Rachel Zolf’s interdisciplinary practice explores questions about history, knowledge, subjectivity, responsibility, and the limits of language, meaning, and the human. Zolf’s work queerly enacts how ethics founders on the shoals of the political, imagining other possibilities of sociality, space, and time.
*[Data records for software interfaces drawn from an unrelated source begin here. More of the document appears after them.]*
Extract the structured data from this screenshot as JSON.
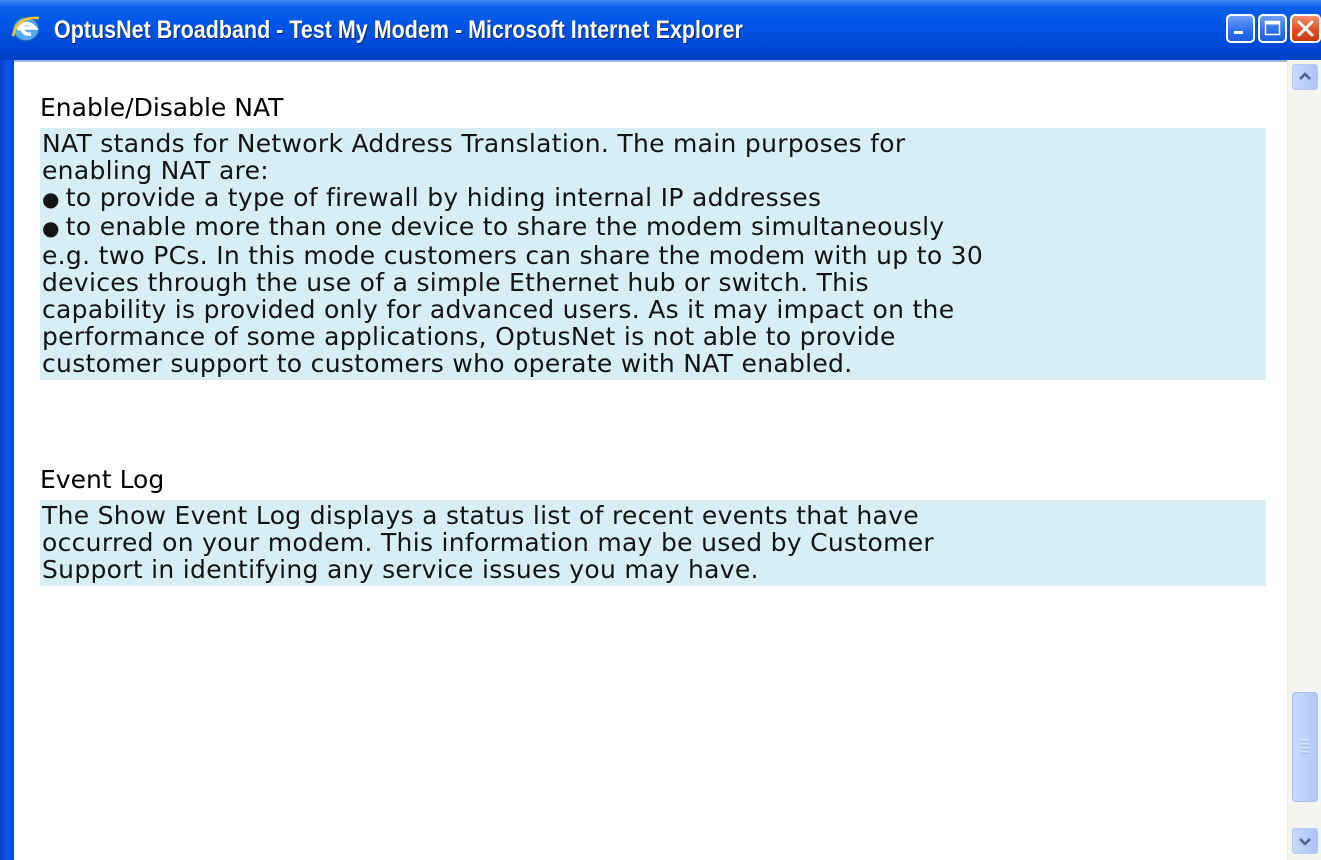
{
  "window": {
    "title": "OptusNet Broadband - Test My Modem - Microsoft Internet Explorer"
  },
  "sections": [
    {
      "heading": "Enable/Disable NAT",
      "lines": [
        "NAT stands for Network Address Translation. The main purposes for",
        "enabling NAT are:"
      ],
      "bullets": [
        "to provide a type of firewall by hiding internal IP addresses",
        "to enable more than one device to share the modem simultaneously"
      ],
      "after_lines": [
        "e.g. two PCs. In this mode customers can share the modem with up to 30",
        "devices through the use of a simple Ethernet hub or switch. This",
        "capability is provided only for advanced users. As it may impact on the",
        "performance of some applications, OptusNet is not able to provide",
        "customer support to customers who operate with NAT enabled."
      ]
    },
    {
      "heading": "Event Log",
      "lines": [
        "The Show Event Log displays a status list of recent events that have",
        "occurred on your modem. This information may be used by Customer",
        "Support in identifying any service issues you may have."
      ]
    }
  ],
  "colors": {
    "titlebar": "#0055e5",
    "highlight": "#d6eef4",
    "close_button": "#e0502a"
  },
  "icons": {
    "app": "ie-icon",
    "minimize": "minimize-icon",
    "maximize": "maximize-icon",
    "close": "close-icon",
    "scroll_up": "chevron-up-icon",
    "scroll_down": "chevron-down-icon"
  }
}
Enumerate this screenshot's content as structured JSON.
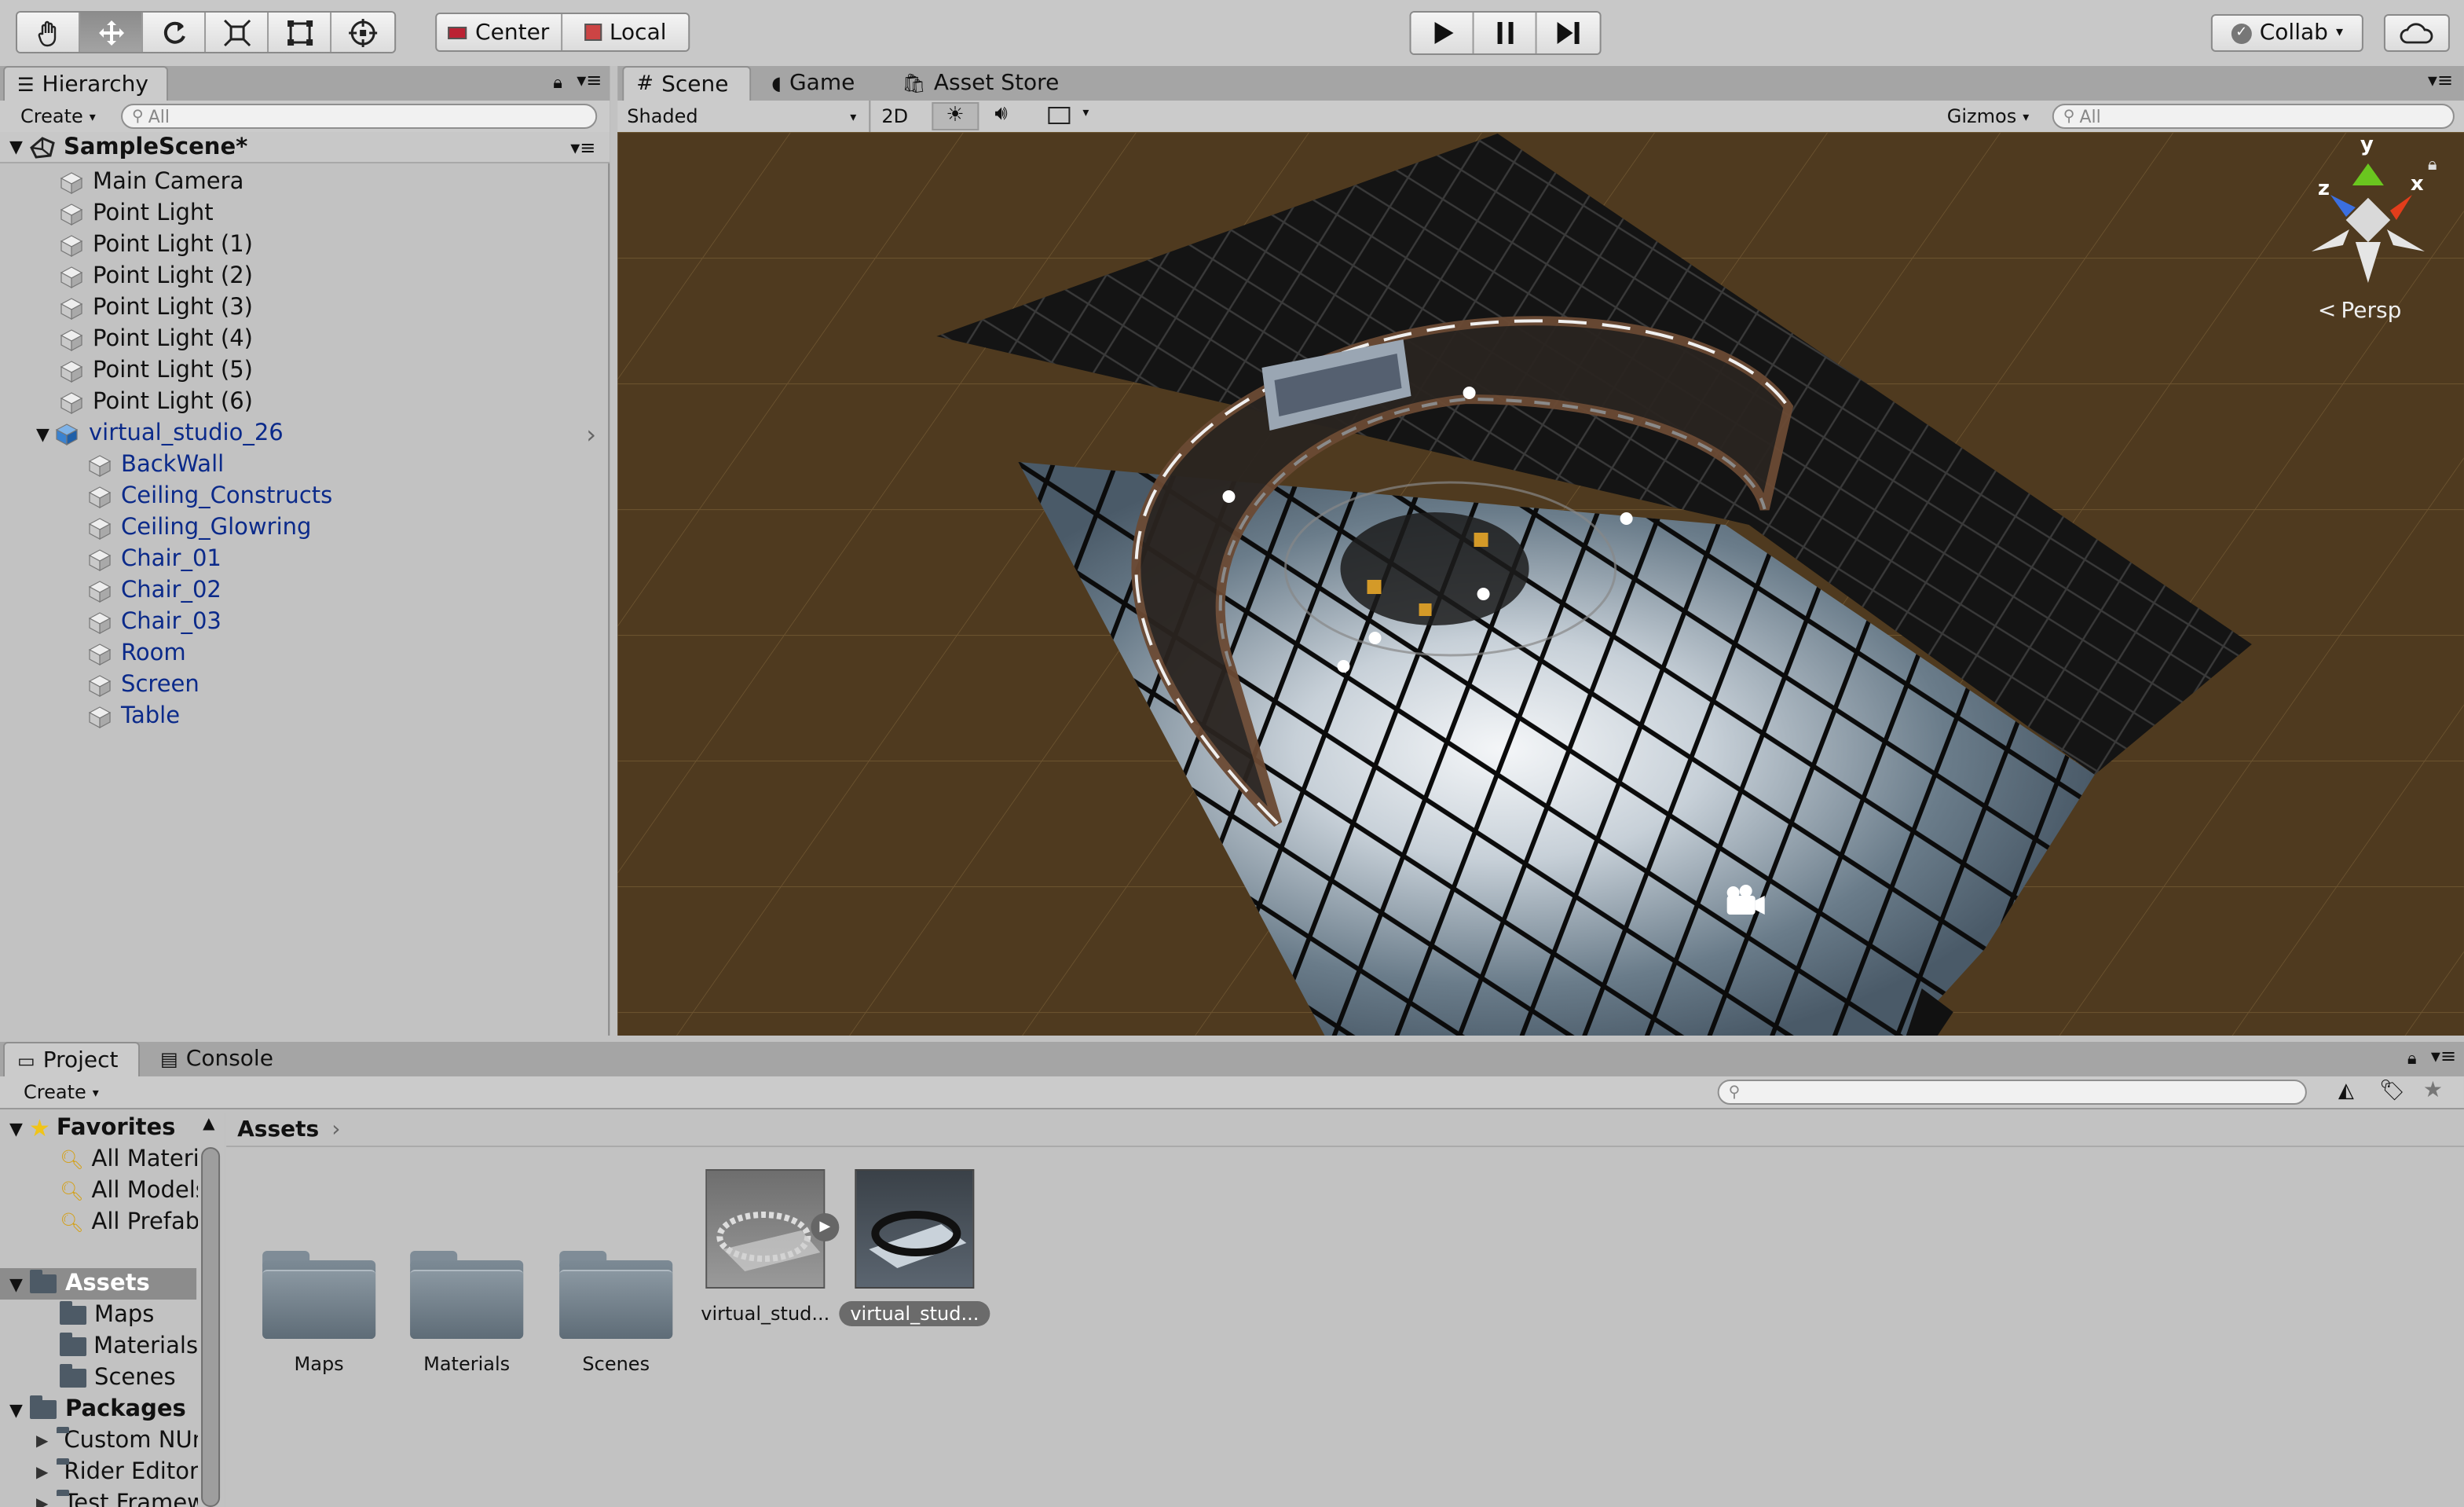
{
  "toolbar": {
    "tools": [
      "hand-tool",
      "move-tool",
      "rotate-tool",
      "scale-tool",
      "rect-tool",
      "transform-tool"
    ],
    "pivot_mode": "Center",
    "pivot_rotation": "Local",
    "collab_label": "Collab",
    "colors": {
      "active_tool": "#8c8c8c"
    }
  },
  "hierarchy": {
    "tab_label": "Hierarchy",
    "create_label": "Create",
    "search_placeholder": "All",
    "scene_name": "SampleScene*",
    "items": [
      {
        "label": "Main Camera"
      },
      {
        "label": "Point Light"
      },
      {
        "label": "Point Light (1)"
      },
      {
        "label": "Point Light (2)"
      },
      {
        "label": "Point Light (3)"
      },
      {
        "label": "Point Light (4)"
      },
      {
        "label": "Point Light (5)"
      },
      {
        "label": "Point Light (6)"
      },
      {
        "label": "virtual_studio_26"
      }
    ],
    "children": [
      {
        "label": "BackWall"
      },
      {
        "label": "Ceiling_Constructs"
      },
      {
        "label": "Ceiling_Glowring"
      },
      {
        "label": "Chair_01"
      },
      {
        "label": "Chair_02"
      },
      {
        "label": "Chair_03"
      },
      {
        "label": "Room"
      },
      {
        "label": "Screen"
      },
      {
        "label": "Table"
      }
    ]
  },
  "scene_view": {
    "tabs": [
      {
        "label": "Scene"
      },
      {
        "label": "Game"
      },
      {
        "label": "Asset Store"
      }
    ],
    "shading_mode": "Shaded",
    "mode_2d": "2D",
    "gizmos_label": "Gizmos",
    "search_placeholder": "All",
    "projection_label": "Persp",
    "axes": {
      "y": "y",
      "x": "x",
      "z": "z"
    }
  },
  "project": {
    "tabs": [
      {
        "label": "Project"
      },
      {
        "label": "Console"
      }
    ],
    "create_label": "Create",
    "breadcrumb": "Assets",
    "favorites_label": "Favorites",
    "favorites": [
      {
        "label": "All Materials"
      },
      {
        "label": "All Models"
      },
      {
        "label": "All Prefabs"
      }
    ],
    "assets_label": "Assets",
    "asset_folders": [
      {
        "label": "Maps"
      },
      {
        "label": "Materials"
      },
      {
        "label": "Scenes"
      }
    ],
    "packages_label": "Packages",
    "packages": [
      {
        "label": "Custom NUnit"
      },
      {
        "label": "Rider Editor"
      },
      {
        "label": "Test Framework"
      }
    ],
    "grid_items": [
      {
        "label": "Maps"
      },
      {
        "label": "Materials"
      },
      {
        "label": "Scenes"
      },
      {
        "label": "virtual_stud..."
      },
      {
        "label": "virtual_stud..."
      }
    ]
  }
}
Zolf’s Selected Poetry was released in 2019 and No One’s Witness: A Monstrous Poetics is forthcoming from Duke University Press in 2021. Five full-length books of poetry include Janey’s Arcadia, Neighbour Procedure, and Human Resources, all from Coach House Books. Six chapbooks include, most recently, The American Policy Player’s Guide and Dream Book. Poetry and essays have been widely published in journals and anthologies worldwide and translated into French, Spanish, and Portuguese. Awards include a 2018 Pew Fellowship in the Arts and a 2008 Trillium Book Award for Poetry and finalist for several other prizes, including two Lambda Literary Awards. Art videos Zolf has written and/or directed have screened at venues such as the International Film Festival Rotterdam, White Cube Bermondsey, and the Wexner Center for the Arts. Zolf has received over thirty poetry, video, nonfiction, and academic research grants and fellowships from institutions including the Leeway Foundation, the Canada Council for the Arts, and the Social Sciences and Humanities Research Council. Zolf’s work has received extensive critical and scholarly attention and is regularly taught in university courses in North America and the U.K. Zolf holds an MFA from The New School, where they organized the first collaborative MFA in Creative Writing ever (The Tolerance Project), and a PhD in Philosophy, Art and Social Thought from the European Graduate School, where they worked with Judith Butler and Fred Moten. Zolf spent many years organizing community writing projects with trans youth, incarcerated people, and other communities. Zolf’s literary papers are housed at York University Archives and Simon Fraser University Special Collections.